Could I explain it to you? Or anyone? Hell, no! But dang, it was fun to listen to him!
I am truly blessed to have the caregivers that I do. Each of them (the MD/acupuncturist/neurologist, the OMD/herbalist) has at least thirty years of experience with M.S. patients. And they'll often say that "such and such happens with a lot of M.S. patients" or "such and such is common" or things like that—but when it comes to treatment, the treatment that I get is entirely, totally, customized for me and me only, for the condition I'm in on the day I'm being treated. I get nothing that's an "all my M.S. patients get this" treatment. "The cloud" of M.S. patients doesn't get treated. I get treated.
And the herbalist was telling his student, "This often happens with M.S" or "You have to check for this with M.S.," but when it came time to make the prescription, it was individually crafted for me. Not for the cloud.

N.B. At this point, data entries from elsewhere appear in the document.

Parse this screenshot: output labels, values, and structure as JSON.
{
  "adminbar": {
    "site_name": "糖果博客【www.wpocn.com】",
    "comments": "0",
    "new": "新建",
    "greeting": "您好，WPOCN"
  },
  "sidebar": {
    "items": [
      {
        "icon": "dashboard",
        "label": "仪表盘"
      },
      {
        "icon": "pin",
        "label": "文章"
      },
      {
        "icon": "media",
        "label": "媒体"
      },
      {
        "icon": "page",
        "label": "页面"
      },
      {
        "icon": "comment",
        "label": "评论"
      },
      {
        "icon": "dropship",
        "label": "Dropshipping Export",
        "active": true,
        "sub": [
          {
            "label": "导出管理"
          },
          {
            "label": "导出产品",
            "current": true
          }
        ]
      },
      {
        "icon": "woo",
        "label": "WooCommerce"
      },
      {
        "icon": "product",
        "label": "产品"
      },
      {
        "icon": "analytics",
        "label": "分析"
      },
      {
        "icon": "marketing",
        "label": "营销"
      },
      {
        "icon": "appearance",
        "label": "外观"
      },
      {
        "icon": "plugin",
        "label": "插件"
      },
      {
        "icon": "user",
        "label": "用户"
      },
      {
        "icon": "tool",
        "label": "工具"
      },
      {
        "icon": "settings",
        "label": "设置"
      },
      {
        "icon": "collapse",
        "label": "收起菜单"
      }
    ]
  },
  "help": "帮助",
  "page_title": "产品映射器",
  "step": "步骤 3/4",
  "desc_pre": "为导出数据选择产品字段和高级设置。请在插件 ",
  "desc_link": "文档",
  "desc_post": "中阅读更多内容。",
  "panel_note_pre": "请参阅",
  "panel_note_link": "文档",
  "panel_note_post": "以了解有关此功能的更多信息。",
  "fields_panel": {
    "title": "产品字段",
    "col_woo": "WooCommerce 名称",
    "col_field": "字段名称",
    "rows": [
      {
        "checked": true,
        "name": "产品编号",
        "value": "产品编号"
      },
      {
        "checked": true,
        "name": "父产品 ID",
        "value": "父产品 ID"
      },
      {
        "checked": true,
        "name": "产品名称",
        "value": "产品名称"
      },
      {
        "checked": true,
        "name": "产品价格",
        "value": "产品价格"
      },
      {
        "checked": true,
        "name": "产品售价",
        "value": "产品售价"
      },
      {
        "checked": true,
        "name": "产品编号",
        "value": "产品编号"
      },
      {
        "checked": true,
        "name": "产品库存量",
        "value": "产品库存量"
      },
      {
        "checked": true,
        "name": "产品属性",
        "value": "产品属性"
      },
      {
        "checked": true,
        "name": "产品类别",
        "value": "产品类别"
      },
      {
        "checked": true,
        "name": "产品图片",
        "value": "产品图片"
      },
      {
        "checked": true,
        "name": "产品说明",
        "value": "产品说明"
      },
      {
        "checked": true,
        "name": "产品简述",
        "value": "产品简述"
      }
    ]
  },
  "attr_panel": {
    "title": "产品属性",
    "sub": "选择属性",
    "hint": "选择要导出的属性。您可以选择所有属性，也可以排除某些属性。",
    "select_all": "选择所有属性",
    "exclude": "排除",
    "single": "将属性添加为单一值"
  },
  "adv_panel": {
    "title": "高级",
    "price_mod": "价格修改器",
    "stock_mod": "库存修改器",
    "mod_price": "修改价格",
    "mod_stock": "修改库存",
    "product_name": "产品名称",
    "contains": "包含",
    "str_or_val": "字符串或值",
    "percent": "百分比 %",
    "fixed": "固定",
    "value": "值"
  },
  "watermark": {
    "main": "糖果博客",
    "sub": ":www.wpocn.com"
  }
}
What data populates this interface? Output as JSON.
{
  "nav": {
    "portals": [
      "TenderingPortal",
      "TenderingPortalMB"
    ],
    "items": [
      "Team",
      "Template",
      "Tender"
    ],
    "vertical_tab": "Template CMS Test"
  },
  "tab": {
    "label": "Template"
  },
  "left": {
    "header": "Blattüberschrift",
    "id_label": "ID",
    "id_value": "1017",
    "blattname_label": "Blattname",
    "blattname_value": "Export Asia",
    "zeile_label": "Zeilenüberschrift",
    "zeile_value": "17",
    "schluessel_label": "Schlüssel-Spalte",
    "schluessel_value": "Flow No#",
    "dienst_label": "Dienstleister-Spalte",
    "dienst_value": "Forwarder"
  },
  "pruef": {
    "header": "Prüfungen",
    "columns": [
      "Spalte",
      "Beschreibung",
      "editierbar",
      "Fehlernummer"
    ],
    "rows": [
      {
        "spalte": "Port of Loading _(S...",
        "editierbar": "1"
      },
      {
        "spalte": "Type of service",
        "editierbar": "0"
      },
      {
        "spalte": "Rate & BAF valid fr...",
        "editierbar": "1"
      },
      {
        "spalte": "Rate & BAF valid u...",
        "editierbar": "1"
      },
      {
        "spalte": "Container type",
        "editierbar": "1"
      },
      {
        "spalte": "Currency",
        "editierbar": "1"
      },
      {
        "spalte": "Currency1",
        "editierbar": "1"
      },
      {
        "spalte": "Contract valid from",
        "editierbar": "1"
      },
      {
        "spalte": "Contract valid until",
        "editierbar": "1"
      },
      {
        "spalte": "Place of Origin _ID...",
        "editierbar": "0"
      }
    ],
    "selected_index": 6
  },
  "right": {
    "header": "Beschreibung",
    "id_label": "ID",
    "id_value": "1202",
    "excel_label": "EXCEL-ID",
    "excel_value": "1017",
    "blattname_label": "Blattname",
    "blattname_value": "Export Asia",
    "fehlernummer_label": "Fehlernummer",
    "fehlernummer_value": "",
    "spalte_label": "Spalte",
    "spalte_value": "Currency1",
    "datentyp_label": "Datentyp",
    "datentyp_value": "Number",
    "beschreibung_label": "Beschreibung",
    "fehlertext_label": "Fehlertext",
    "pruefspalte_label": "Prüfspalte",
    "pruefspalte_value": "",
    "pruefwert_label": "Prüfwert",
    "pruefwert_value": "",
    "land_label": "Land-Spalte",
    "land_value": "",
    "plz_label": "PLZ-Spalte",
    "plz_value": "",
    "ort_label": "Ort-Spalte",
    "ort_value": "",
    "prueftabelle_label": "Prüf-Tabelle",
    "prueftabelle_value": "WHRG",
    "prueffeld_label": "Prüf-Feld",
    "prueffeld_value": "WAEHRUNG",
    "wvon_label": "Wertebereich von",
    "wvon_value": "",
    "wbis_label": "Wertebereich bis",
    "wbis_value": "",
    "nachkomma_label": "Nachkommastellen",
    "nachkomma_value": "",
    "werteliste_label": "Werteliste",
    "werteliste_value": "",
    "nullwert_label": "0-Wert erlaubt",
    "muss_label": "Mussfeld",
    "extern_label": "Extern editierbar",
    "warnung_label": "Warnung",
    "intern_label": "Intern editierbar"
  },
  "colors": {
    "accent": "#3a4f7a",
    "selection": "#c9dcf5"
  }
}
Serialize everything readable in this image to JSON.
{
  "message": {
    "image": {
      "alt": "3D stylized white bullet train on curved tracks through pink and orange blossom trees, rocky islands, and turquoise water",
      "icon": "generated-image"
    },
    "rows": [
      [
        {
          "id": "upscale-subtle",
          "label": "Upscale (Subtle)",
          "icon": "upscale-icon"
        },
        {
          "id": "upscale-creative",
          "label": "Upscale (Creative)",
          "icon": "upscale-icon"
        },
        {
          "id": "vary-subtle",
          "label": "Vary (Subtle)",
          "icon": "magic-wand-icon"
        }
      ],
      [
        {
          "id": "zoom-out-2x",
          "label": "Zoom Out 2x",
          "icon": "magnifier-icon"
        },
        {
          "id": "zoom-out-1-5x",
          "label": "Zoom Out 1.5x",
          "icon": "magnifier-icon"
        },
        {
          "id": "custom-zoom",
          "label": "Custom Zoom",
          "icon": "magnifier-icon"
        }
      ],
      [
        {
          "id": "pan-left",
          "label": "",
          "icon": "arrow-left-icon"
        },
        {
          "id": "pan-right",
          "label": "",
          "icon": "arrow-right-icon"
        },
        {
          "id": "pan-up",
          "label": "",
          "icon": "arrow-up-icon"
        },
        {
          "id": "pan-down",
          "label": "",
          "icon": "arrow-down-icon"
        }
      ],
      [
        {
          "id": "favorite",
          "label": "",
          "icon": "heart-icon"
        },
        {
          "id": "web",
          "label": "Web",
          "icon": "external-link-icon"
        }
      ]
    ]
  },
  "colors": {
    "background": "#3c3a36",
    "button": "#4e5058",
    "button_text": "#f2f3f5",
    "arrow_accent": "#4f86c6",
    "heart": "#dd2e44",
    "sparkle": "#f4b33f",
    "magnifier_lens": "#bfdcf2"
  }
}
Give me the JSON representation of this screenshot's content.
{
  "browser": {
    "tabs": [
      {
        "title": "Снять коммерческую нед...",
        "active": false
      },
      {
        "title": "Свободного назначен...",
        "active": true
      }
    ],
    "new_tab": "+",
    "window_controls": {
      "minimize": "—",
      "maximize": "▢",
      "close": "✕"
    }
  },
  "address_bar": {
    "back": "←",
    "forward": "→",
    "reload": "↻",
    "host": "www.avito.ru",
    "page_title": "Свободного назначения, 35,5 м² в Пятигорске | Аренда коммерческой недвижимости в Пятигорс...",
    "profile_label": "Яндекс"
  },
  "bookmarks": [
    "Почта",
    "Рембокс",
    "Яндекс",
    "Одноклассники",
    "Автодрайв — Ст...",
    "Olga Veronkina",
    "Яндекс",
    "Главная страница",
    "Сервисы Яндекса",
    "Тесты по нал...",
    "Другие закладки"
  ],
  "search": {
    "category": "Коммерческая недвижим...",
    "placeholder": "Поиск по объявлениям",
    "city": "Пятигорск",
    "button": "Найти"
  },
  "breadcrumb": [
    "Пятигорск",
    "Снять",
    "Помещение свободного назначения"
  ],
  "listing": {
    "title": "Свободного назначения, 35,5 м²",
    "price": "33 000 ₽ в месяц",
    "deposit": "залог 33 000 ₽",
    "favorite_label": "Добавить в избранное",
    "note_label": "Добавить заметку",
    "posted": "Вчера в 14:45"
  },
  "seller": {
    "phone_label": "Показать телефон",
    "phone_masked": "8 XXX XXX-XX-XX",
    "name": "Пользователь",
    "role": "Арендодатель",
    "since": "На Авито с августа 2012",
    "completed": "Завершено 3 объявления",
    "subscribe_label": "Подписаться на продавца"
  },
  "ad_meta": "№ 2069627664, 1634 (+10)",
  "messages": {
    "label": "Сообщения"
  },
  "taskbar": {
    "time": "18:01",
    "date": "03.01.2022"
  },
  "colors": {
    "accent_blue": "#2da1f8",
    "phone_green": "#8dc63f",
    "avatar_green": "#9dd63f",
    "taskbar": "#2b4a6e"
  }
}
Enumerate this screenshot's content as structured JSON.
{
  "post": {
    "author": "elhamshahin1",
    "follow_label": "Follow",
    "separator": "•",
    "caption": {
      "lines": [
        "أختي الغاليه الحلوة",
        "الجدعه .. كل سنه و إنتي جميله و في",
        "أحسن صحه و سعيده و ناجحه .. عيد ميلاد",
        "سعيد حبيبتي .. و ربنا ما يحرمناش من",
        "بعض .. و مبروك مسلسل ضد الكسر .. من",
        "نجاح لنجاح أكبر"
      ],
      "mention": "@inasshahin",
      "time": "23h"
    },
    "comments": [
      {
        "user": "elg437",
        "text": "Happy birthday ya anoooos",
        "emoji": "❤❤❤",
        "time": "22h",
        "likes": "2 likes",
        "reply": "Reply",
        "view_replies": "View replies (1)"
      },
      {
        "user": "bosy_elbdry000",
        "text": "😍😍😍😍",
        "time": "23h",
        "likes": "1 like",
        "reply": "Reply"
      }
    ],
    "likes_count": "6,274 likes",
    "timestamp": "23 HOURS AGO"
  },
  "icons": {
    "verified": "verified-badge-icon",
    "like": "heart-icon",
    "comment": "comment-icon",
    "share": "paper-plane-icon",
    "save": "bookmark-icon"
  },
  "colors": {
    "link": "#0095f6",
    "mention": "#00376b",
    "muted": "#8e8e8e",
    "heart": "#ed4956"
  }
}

And I got some encouragement, too. "Such and such happens once a week," I told him, "And I need it to happen more frequently. When is it going to improve?"
He said, "Well, it used to be once a week. Now it's once every five days. That is an improvement." But he did agree, he understood how that might not really be enough, and that he—we—were going to work towards making it better.
How many times do we M.S.ers hear about something, anything, getting "better"—even a little bit?
We do take what we can get in the M.S. biz. Every once and a while, we actually do get something. Even a little improvement is an improvement, whether you want to spin it with enthusiasm or not. There's no denying that "better" is "better," even if it isn't much.
And "better," even if it isn't much—I'll take.